[Dataset rows for apps and sites]
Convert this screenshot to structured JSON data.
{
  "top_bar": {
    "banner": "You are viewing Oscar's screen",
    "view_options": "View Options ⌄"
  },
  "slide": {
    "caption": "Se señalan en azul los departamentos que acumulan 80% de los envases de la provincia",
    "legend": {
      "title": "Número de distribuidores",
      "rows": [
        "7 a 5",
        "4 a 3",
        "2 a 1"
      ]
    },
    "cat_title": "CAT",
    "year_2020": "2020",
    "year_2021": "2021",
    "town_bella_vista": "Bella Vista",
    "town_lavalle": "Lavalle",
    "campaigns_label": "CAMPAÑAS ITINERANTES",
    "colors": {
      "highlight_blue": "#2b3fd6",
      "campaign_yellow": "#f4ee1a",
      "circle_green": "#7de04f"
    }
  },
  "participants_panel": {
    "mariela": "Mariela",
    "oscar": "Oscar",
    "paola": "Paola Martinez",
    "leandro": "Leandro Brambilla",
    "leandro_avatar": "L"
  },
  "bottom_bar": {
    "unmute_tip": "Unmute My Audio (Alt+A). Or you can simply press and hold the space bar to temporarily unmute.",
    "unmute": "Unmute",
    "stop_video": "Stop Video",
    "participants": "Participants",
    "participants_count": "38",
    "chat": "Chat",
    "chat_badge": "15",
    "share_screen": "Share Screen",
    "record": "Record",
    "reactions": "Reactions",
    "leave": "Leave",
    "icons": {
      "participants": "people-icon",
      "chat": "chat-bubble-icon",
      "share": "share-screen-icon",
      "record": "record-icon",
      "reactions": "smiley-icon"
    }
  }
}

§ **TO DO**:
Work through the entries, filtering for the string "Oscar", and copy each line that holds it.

§ **ANSWER AREA**:
    "banner": "You are viewing Oscar's screen",
    "oscar": "Oscar",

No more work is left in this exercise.